Conductor: Anders Berglund
This was one of the favourites going into the contest. In fact, it was revealed afterwards that it had won the pre-selection round. It’s a haunting piece of music, not unlike the type of song that has brought Enya big hits.
So, those are the songs that made it, but what about the ones that didn't? Did they get what they deserved or were any of them denied a rightful place in Oslo?
|Denmark - Dorthe Andersen & Martin Loft - Kun Med Dig (Danish)
Music/Lyrics: Jascha Richter/Keld Heick
As the songs were heard in alphabetical order, the Danish song would have been the sixth to fall on the ears of the listening juries.

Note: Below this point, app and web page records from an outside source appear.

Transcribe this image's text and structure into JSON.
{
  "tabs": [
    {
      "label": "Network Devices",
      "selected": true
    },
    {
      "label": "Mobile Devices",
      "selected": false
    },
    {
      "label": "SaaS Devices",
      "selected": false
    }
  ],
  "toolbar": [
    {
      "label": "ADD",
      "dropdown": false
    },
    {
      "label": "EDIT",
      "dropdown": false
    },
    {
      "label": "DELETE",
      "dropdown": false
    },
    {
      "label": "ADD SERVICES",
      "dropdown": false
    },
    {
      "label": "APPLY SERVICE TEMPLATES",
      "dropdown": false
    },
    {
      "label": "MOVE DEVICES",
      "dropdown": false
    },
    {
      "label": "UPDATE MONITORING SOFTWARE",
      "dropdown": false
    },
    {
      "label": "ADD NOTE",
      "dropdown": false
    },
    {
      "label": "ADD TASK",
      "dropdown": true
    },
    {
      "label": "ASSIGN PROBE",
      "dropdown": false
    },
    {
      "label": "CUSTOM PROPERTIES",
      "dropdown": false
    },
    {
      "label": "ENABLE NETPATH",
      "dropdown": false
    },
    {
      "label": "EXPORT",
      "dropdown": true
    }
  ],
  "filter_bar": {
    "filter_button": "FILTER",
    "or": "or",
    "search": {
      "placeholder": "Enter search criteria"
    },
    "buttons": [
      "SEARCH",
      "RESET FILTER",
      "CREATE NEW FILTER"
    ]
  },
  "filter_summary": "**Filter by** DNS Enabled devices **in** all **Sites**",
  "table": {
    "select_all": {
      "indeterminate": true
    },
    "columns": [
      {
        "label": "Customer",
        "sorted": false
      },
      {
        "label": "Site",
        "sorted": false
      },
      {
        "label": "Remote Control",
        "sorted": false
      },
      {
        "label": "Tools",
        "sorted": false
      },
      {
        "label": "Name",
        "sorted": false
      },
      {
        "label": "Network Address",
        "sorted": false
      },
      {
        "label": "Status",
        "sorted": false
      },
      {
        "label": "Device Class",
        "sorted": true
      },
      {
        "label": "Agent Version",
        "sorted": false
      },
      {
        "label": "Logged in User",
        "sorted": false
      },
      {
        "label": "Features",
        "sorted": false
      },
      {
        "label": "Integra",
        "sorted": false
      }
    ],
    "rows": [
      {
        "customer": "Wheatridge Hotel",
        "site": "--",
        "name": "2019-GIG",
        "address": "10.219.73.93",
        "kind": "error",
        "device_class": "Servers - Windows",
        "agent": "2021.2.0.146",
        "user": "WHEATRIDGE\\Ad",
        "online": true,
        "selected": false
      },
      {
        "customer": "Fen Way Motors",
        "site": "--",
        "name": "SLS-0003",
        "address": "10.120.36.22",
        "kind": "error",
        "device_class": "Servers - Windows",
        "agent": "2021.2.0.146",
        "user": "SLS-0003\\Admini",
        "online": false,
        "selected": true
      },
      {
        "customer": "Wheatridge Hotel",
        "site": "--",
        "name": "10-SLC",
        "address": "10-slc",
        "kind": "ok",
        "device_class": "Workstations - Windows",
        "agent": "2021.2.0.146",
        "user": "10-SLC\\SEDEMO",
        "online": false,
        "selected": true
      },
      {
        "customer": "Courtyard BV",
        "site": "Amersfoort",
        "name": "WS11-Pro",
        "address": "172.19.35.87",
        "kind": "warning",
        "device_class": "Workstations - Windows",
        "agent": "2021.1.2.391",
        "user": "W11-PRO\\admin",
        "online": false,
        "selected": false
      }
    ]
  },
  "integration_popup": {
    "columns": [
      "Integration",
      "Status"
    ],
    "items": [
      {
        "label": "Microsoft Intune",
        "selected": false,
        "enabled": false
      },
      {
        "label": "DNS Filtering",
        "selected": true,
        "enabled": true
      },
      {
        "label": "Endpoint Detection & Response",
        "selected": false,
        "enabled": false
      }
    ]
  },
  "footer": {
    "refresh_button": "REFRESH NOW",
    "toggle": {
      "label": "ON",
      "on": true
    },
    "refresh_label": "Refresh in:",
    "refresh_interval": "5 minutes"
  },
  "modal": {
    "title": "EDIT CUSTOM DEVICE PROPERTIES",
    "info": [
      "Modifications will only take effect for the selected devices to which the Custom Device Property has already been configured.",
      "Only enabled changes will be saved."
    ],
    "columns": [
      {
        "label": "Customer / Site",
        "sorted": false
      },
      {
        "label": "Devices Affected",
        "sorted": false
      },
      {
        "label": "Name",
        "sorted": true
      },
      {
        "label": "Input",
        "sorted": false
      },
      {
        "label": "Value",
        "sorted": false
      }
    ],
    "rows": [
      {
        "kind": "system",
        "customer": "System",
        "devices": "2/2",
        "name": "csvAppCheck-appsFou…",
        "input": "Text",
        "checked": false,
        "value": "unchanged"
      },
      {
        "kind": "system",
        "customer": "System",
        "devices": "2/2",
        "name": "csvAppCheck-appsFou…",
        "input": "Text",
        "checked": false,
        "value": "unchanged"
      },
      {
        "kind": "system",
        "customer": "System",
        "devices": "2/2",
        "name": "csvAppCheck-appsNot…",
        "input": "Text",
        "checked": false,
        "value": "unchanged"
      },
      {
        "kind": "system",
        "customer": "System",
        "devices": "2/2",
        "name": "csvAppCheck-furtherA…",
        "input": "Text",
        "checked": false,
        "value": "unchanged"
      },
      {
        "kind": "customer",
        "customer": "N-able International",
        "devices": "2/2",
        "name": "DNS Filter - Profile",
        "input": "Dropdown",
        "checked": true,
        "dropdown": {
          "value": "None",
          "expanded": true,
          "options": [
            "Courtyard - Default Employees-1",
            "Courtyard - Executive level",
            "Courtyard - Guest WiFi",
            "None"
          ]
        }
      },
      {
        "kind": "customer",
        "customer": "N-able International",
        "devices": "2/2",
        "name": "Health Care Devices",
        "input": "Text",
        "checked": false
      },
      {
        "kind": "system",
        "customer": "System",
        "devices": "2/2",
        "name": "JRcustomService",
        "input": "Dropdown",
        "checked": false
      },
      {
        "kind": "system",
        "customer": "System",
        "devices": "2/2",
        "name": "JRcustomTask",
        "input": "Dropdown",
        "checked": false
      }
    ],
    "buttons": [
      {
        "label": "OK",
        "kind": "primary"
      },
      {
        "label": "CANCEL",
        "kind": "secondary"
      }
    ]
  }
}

There was not a chance that it would stand out enough to qualify. it’s a ballad that fails to get off the ground and fails to hold ones attention for long enough.
|Germany - Leon - Blauer Planet (German)
Music/Lyrics: Hanne Haller/Hanne Haller
The failure of Germany to qualify left NRK with less money to spend, as Germany is one of the biggest financial contributors to the EBU. Its omission is one of the biggest mysteries in the history of the contest. There is lots of energy and pace which combine with a very contemporary sound to create a song that many fans can still sing many years later.
|Hungary - Delhusa Gjon - Fortuna (Hungarian)
Music/Lyrics: Delhusa Gjon/Delhusa Gjon
A real travelogue from the Hungarians! Almost every capital city in Europe gets a mention and why not? It worked for the Irish in 1990 so why not now? Unfortunately, it didn’t! Even so, it would have been worthy of a place in the final line up. Delhusa’s at times big ballad is strong enough not to need a live performance to enhance it, although it does sound better in Hungarian than English. He can feel aggrieved at not qualifying, far worse songs made it through.
|Israel - Galit Bell - Shalom Olam (Hebrew)
Music/Lyrics: Doron VitenBerg/Eyal Madani
The mistake the Israelis made was to submit the live version of the audio for the pre-selection. Galit sounded as if she was stretching her voice too much and the up-tempo song sounds messy. Maybe the studio version would have impressed more.
|Macedonia - Kaliopi Gril - Samo Ti (Macedonian)
Music/Lyrics: Kaliopi Gril/Kaliopi Gril
Here is one that would have benefited from a live performance. It would have given Kaliopi the chance to put across the emotion her voice portrays. From the audio, she could come across to some as simply screeching aimlessly. That is unfair as there is clearly emotion behind the vocal.
|Romania - Monica Anghel & Sincron - Ruga Pentru Pacea Lumii (Romanian)
It is possible to feel sorry for the Romanians being forced to stay at home. Theirs is a strong ballad which Monica would have given full justice to given the opportunity to perform it live.
|Russia - Andrej Kosinskij - Ja, Eto Ja (Russian)
Music/Lyrics: Andrej Kosinskij/Nikolaj Denisov
Andrej sounds very like Mick Hucknall and the song is not a million miles away from something you would find on a Simply Red album. It is jazzy in feel and no-one can be surprised that he didn’t need to book a flight to Norway.